BACKGROUND: Previous studies have reported maternal exposure to airborne polycyclic aromatic hydrocarbons (PAH), as well as DNA adducts reflecting total PAH exposure, to be associated with reduced fetal growth. The role of diet, the main source of PAH exposure among non-smokers, remains uncertain.
OBJECTIVE: To assess associations between birth weight, length and small size for gestational age (SGA) with maternal intakes of the genotoxic PAH benzo(a)pyrene [B(a)P] during pregnancy, exploring potential effect modification by dietary intakes of vitamin C, vitamin E, alpha- and beta-carotene, as well as glutathione S-transferase P1 (GSTP1) polymorphisms, hypothesized to influence PAH metabolism.
METHODS: 657 women in the INMA (Environment and Childhood) Project from Sabadell (Barcelona) were recruited during the first trimester of pregnancy. Dietary B(a)P and nutrient intakes were estimated from food consumption data. Genotyping was conducted for the Ile105Val variant of GSTP1. Multivariable models were used to assess associations between size at birth and dietary B(a)P, evaluating potential interactions with candidate nutrients and GSTP1 variants.
RESULTS: There were significant interactions between elevated intakes of vitamin C (above the mean of 189.41 mg/day) and dietary B(a)P during the first trimester of pregnancy in models for birth weight and length (P<0.05), but no interactions were found with other nutrients. B(a)P intakes were associated with significant reductions in birth weight and length (coefficient±SE for a 1-SD increase in B(a)P: -101.63±34.62 g and -0.38±0.16 cm, respectively) among women with low, but not high, vitamin C intakes. Elevated dietary B(a)P was also associated with increased risk of SGA births among women with low dietary vitamin C. Among these women, associations were strongest in those carrying the GSTP1 Val allele, associated with lower contaminant detoxification activity.
CONCLUSION: Results suggest that dietary B(a)P exposure may impair fetal growth, particularly in genetically susceptible populations, and that increasing maternal intakes of vitamin C may help to reduce any adverse effects.

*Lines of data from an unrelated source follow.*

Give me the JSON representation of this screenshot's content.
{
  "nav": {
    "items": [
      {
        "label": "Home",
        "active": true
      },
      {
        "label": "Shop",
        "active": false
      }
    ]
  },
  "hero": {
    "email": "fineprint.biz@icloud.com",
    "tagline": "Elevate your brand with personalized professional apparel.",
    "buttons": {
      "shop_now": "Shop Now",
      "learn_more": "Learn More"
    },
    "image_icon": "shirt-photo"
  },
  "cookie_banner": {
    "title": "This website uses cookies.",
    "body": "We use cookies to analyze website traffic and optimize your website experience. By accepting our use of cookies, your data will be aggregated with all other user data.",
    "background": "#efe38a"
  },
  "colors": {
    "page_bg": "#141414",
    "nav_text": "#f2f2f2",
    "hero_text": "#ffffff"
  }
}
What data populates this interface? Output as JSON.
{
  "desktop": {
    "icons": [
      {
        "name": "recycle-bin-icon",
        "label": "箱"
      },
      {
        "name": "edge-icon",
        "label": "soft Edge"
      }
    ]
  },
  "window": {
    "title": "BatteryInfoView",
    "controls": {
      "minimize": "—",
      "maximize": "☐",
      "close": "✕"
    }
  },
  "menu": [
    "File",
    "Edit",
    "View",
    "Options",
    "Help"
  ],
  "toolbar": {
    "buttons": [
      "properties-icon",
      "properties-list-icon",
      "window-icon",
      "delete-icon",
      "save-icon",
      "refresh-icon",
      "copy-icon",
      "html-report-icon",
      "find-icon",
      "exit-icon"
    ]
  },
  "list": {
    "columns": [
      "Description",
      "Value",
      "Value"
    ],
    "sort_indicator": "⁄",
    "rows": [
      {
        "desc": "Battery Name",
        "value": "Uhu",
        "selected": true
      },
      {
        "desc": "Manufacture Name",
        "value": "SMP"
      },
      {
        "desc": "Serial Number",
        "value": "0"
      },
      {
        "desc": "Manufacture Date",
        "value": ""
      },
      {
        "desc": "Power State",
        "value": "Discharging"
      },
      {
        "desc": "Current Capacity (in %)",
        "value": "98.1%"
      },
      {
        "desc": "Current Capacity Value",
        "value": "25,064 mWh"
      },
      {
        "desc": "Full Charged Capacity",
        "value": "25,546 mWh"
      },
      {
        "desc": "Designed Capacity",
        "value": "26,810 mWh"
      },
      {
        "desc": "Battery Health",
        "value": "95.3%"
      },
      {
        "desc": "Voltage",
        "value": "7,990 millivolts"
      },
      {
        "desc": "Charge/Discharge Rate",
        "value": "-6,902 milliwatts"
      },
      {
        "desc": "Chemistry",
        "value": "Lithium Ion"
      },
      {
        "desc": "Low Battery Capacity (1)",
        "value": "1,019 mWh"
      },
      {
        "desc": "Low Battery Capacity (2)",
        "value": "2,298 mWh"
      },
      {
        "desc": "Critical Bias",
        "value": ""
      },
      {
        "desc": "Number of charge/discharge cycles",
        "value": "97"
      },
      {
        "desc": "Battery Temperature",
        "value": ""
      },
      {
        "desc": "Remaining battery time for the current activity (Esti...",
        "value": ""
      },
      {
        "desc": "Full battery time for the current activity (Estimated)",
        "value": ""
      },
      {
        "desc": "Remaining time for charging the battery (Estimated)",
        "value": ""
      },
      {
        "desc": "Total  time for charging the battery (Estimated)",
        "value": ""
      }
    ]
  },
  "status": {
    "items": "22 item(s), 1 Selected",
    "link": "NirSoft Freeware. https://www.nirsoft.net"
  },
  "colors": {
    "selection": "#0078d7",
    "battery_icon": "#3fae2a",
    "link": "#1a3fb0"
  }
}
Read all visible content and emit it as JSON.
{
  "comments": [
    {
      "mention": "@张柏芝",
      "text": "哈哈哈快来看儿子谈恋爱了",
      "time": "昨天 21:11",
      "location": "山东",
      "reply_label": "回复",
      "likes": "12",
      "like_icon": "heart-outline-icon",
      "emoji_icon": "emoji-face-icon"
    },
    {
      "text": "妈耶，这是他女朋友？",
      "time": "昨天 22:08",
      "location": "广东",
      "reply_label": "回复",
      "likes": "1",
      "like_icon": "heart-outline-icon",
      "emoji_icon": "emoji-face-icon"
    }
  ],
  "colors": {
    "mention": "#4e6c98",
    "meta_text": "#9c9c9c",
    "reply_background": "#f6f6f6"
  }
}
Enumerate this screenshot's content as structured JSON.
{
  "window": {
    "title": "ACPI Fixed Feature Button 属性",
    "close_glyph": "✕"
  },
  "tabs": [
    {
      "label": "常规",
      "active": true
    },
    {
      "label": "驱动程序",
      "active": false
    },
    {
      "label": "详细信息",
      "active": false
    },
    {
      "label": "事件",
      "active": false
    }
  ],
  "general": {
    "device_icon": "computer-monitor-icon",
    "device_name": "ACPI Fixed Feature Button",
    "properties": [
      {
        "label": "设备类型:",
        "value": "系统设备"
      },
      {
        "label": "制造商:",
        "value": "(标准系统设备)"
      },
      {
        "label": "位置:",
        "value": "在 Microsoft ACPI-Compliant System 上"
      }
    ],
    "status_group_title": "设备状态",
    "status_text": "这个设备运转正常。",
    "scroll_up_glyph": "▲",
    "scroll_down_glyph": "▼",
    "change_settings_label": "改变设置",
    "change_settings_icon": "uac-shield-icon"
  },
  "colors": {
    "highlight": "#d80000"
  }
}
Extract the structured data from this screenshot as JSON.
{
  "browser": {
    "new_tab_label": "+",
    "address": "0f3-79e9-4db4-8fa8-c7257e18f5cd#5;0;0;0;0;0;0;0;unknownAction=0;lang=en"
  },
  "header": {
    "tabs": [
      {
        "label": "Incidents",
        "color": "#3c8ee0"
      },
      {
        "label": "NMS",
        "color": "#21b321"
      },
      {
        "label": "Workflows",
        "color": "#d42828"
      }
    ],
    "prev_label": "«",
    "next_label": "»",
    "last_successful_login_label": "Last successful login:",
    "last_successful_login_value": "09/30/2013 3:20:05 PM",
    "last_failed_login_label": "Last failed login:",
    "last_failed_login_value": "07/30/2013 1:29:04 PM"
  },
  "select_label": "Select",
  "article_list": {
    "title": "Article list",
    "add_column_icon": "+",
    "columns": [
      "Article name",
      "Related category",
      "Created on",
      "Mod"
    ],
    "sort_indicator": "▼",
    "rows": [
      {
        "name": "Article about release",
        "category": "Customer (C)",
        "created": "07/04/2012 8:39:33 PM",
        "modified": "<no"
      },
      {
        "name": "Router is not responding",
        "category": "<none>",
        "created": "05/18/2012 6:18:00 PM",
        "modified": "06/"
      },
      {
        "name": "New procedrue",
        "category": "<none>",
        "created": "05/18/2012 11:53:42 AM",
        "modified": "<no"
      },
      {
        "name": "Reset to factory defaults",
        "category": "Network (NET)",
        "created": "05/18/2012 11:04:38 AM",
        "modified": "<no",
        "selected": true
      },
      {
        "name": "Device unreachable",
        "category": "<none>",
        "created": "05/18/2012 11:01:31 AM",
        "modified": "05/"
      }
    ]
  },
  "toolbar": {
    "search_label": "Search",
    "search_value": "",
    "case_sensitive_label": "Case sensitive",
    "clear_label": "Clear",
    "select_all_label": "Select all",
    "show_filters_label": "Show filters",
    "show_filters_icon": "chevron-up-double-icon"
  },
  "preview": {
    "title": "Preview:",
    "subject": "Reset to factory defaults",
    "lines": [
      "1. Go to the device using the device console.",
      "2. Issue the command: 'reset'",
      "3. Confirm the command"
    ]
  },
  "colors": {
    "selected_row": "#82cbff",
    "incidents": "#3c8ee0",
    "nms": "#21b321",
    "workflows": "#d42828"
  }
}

URL

http://dx.doi.org/10.1016/j.envint.2012.04.002

Reference Type

Journal Article

Year Published

2012

Journal Title

Environment International

Author(s)

Duarte-Salles, Talita
Mendez, Michelle A.
Morales, Eva
Bustamante, Mariona
Rodríguez-Vicente, Agueda
Kogevinas, Manolis
Sunyer, Jordi

PMCID

PMC3855239